San Lazaro Hospital
Department of Health
San Lazaro Hospital is located in Manila
San Lazaro Hospital
Location in Manila
San Lazaro Hospital is located in Metro Manila
San Lazaro Hospital
Location in Metro Manila
San Lazaro Hospital is located in Luzon
San Lazaro Hospital
Location in Luzon
San Lazaro Hospital is located in Philippines
San Lazaro Hospital
Location in the Philippines
LocationSanta Cruz, Manila, Philippines
Coordinates14°36′50.5″N 120°58′53.8″E / 14.614028°N 120.981611°E / 14.614028; 120.981611
Religious affiliationFranciscans (formerly)
Emergency departmentYes[1]
ListsHospitals in the Philippines


Philippines Historical Committee marker installed in 1952

The San Lazaro Hospital was established in 1577 during the Spanish colonial period as a dispensary clinic in Intramuros by Fr. Juan Clemente, a Spanish priest. In 1578, it became a hospital which catered from patients afflicted with leprosy and other diseases.[2] In the 1590s, the hospital along with the San Juan de Dios Hospital were supported by the Hermandad de la Misericordia of secular priest and eremite Juan Fernandez de Leon.[4]

The King of Spain issued a royal decree moving the hospital to its current site which was then known as Hacienda Mayhaligue in 1784. A chapel enclosed with stone walls was erected within hospital grounds by Fr. Felix Huerta in 1859.[2]

The hospital's history is connected with the 26 Martyrs of Japan. Spanish priest and leader of the Japanese protomartyrs, Pedro Bautista while he was in the Philippines was sent 134 Japanese lepers by the Tokugawa shogunate along with a note "If it is converts you want, begin with these". The lepers were admitted to the San Lazaro Hospital.[4]

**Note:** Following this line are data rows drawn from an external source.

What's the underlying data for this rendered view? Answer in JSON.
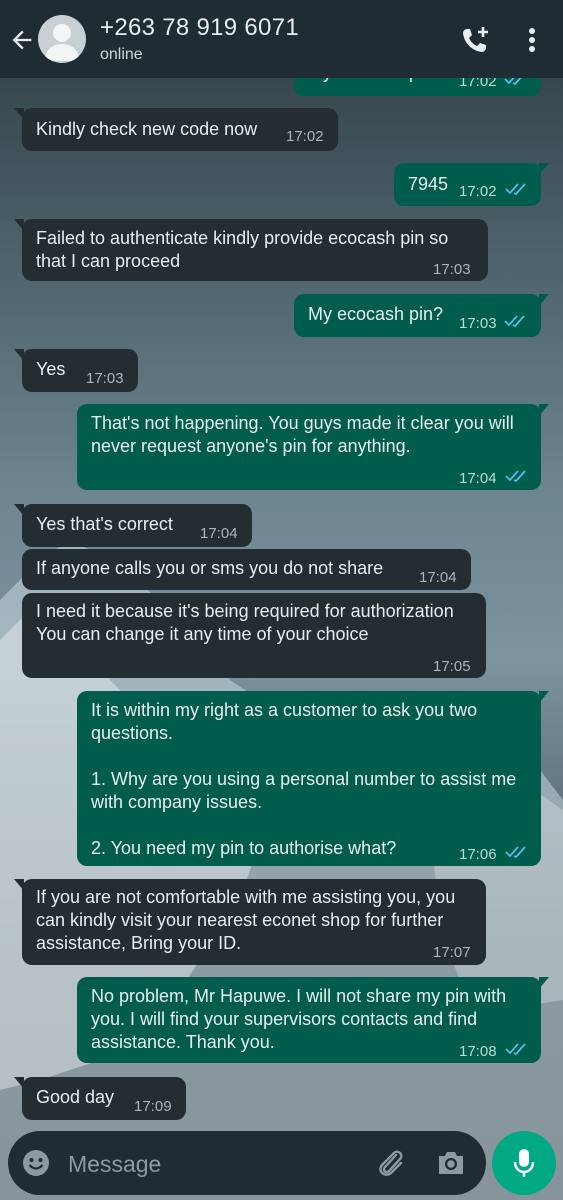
{
  "header": {
    "contact_name": "+263 78 919 6071",
    "status": "online",
    "icons": [
      "back-arrow-icon",
      "avatar-icon",
      "add-call-icon",
      "more-vert-icon"
    ]
  },
  "colors": {
    "header_bg": "#1f2c33",
    "incoming_bubble": "#232d32",
    "outgoing_bubble": "#005c4b",
    "read_tick": "#53bdeb",
    "mic_button": "#00a884"
  },
  "messages": [
    {
      "dir": "out",
      "text": "My ecocash pin?",
      "time": "17:02",
      "ticks": "read",
      "partial": true
    },
    {
      "dir": "in",
      "text": "Kindly check new code now",
      "time": "17:02"
    },
    {
      "dir": "out",
      "text": "7945",
      "time": "17:02",
      "ticks": "read"
    },
    {
      "dir": "in",
      "text": "Failed to authenticate kindly provide ecocash pin so that I can proceed",
      "time": "17:03"
    },
    {
      "dir": "out",
      "text": "My ecocash pin?",
      "time": "17:03",
      "ticks": "read"
    },
    {
      "dir": "in",
      "text": "Yes",
      "time": "17:03"
    },
    {
      "dir": "out",
      "text": "That's not happening. You guys made it clear you will never request anyone's pin for anything.",
      "time": "17:04",
      "ticks": "read"
    },
    {
      "dir": "in",
      "text": "Yes that's correct",
      "time": "17:04"
    },
    {
      "dir": "in",
      "text": "If anyone calls you or sms you do not share",
      "time": "17:04"
    },
    {
      "dir": "in",
      "text": "I need it because it's being required for authorization\nYou can change it any time of your choice",
      "time": "17:05"
    },
    {
      "dir": "out",
      "text": "It is within my right as a customer to ask you two questions.\n\n1. Why are you using a personal number to assist me with company issues.\n\n2. You need my pin to authorise what?",
      "time": "17:06",
      "ticks": "read"
    },
    {
      "dir": "in",
      "text": "If you are not comfortable with me assisting you, you can kindly visit your nearest econet shop for further assistance, Bring your ID.",
      "time": "17:07"
    },
    {
      "dir": "out",
      "text": "No problem, Mr Hapuwe. I will not share my pin with you. I will find your supervisors contacts and find assistance. Thank you.",
      "time": "17:08",
      "ticks": "read"
    },
    {
      "dir": "in",
      "text": "Good day",
      "time": "17:09"
    }
  ],
  "composer": {
    "placeholder": "Message",
    "icons": [
      "emoji-icon",
      "attach-icon",
      "camera-icon",
      "mic-icon"
    ]
  }
}
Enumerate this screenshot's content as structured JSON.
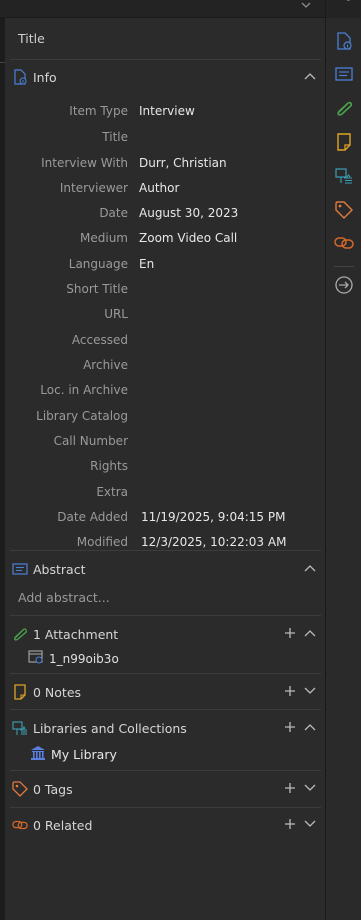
{
  "pane_title": "Title",
  "sections": {
    "info": {
      "label": "Info"
    },
    "abstract": {
      "label": "Abstract",
      "placeholder": "Add abstract..."
    },
    "attachments": {
      "label": "1 Attachment",
      "item": "1_n99oib3o"
    },
    "notes": {
      "label": "0 Notes"
    },
    "libraries": {
      "label": "Libraries and Collections",
      "item": "My Library"
    },
    "tags": {
      "label": "0 Tags"
    },
    "related": {
      "label": "0 Related"
    }
  },
  "fields": [
    {
      "label": "Item Type",
      "value": "Interview"
    },
    {
      "label": "Title",
      "value": ""
    },
    {
      "label": "Interview With",
      "value": "Durr, Christian"
    },
    {
      "label": "Interviewer",
      "value": "Author"
    },
    {
      "label": "Date",
      "value": "August 30, 2023"
    },
    {
      "label": "Medium",
      "value": "Zoom Video Call"
    },
    {
      "label": "Language",
      "value": "En"
    },
    {
      "label": "Short Title",
      "value": ""
    },
    {
      "label": "URL",
      "value": ""
    },
    {
      "label": "Accessed",
      "value": ""
    },
    {
      "label": "Archive",
      "value": ""
    },
    {
      "label": "Loc. in Archive",
      "value": ""
    },
    {
      "label": "Library Catalog",
      "value": ""
    },
    {
      "label": "Call Number",
      "value": ""
    },
    {
      "label": "Rights",
      "value": ""
    },
    {
      "label": "Extra",
      "value": ""
    },
    {
      "label": "Date Added",
      "value": "11/19/2025, 9:04:15 PM"
    },
    {
      "label": "Modified",
      "value": "12/3/2025, 10:22:03 AM"
    }
  ],
  "colors": {
    "info_icon": "#4a7fd6",
    "abstract_icon": "#4a7fd6",
    "attachment_icon": "#4ca24c",
    "notes_icon": "#e0a323",
    "libraries_icon": "#3aa0b5",
    "tags_icon": "#e07b3c",
    "related_icon": "#d4682a"
  }
}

The Americans took over the administration of the hospital in 1898. The facility became a hospital specializing in contagious diseases. In 1918, the Filipinos began managing the hospital. From 1930 to 1931, San Lazaro Hospital's insane patients were admitted to the National Mental Hospital and in 1949, the hospital's patients with leprosy were moved to the Tala Leprosarium which later became known as the Dr. Jose N. Rodriguez Memorial Hospital.[2]

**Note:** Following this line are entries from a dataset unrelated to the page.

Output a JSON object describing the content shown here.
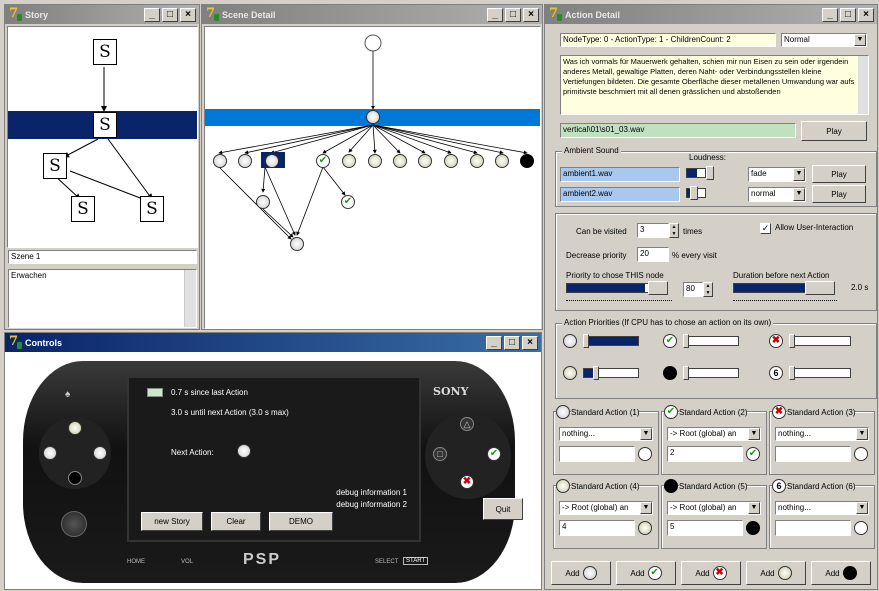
{
  "story": {
    "title": "Story",
    "nodes": [
      "S",
      "S",
      "S",
      "S",
      "S"
    ],
    "scene_name": "Szene 1",
    "scene_text": "Erwachen"
  },
  "scene": {
    "title": "Scene Detail"
  },
  "action": {
    "title": "Action Detail",
    "node_info": "NodeType: 0 - ActionType: 1 - ChildrenCount: 2",
    "mode": "Normal",
    "description": "Was ich vormals für Mauerwerk gehalten, schien mir nun Eisen zu sein oder irgendein anderes Metall, gewaltige Platten, deren Naht- oder Verbindungsstellen kleine Vertiefungen bildeten. Die gesamte Oberfläche dieser metallenen Umwandung war aufs primitivste beschmiert mit all denen grässlichen und abstoßenden",
    "audio_file": "vertical\\01\\s01_03.wav",
    "play": "Play",
    "ambient_label": "Ambient Sound",
    "loudness_label": "Loudness:",
    "ambient": [
      {
        "file": "ambient1.wav",
        "mode": "fade",
        "loudness": 0.55
      },
      {
        "file": "ambient2.wav",
        "mode": "normal",
        "loudness": 0.2
      }
    ],
    "can_visit_label": "Can be visited",
    "can_visit": "3",
    "times_label": "times",
    "allow_label": "Allow User-Interaction",
    "decrease_label": "Decrease priority",
    "decrease": "20",
    "per_visit_label": "% every visit",
    "priority_label": "Priority to chose THIS node",
    "priority": "80",
    "duration_label": "Duration before next Action",
    "duration": "2.0 s",
    "priorities_label": "Action Priorities (If CPU has to chose an action on its own)",
    "standard": [
      {
        "label": "Standard Action (1)",
        "value": "nothing...",
        "num": ""
      },
      {
        "label": "Standard Action (2)",
        "value": "-> Root (global) an",
        "num": "2"
      },
      {
        "label": "Standard Action (3)",
        "value": "nothing...",
        "num": ""
      },
      {
        "label": "Standard Action (4)",
        "value": "-> Root (global) an",
        "num": "4"
      },
      {
        "label": "Standard Action (5)",
        "value": "-> Root (global) an",
        "num": "5"
      },
      {
        "label": "Standard Action (6)",
        "value": "nothing...",
        "num": ""
      }
    ],
    "add": "Add"
  },
  "controls": {
    "title": "Controls",
    "since": "0.7 s since last Action",
    "until": "3.0 s until next Action (3.0 s max)",
    "next": "Next Action:",
    "debug1": "debug information 1",
    "debug2": "debug information 2",
    "new_story": "new Story",
    "clear": "Clear",
    "demo": "DEMO",
    "quit": "Quit",
    "sony": "SONY",
    "home": "HOME",
    "vol": "VOL",
    "select": "SELECT",
    "start": "START"
  }
}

  1. ^ Leyco-Chua, Eleanor Amarga (March 28, 2018). "The faces of rabies". BusinessMirror. Retrieved January 31, 2020.
  2. ^ a b c d "San Lazaro Hospital Today". Retrieved January 31, 2020.
  3. ^ Venturina-Bulanadi, Mary Ann (April 12, 2014). "San Lazaro Hospital unveils historical mural". Manila Standard. Retrieved January 31, 2020.
  4. ^ a b Roces, Alejandro (September 5, 2002). "San Lazaro Hospital – a historic heritage". The Philippine Star. Retrieved January 31, 2020.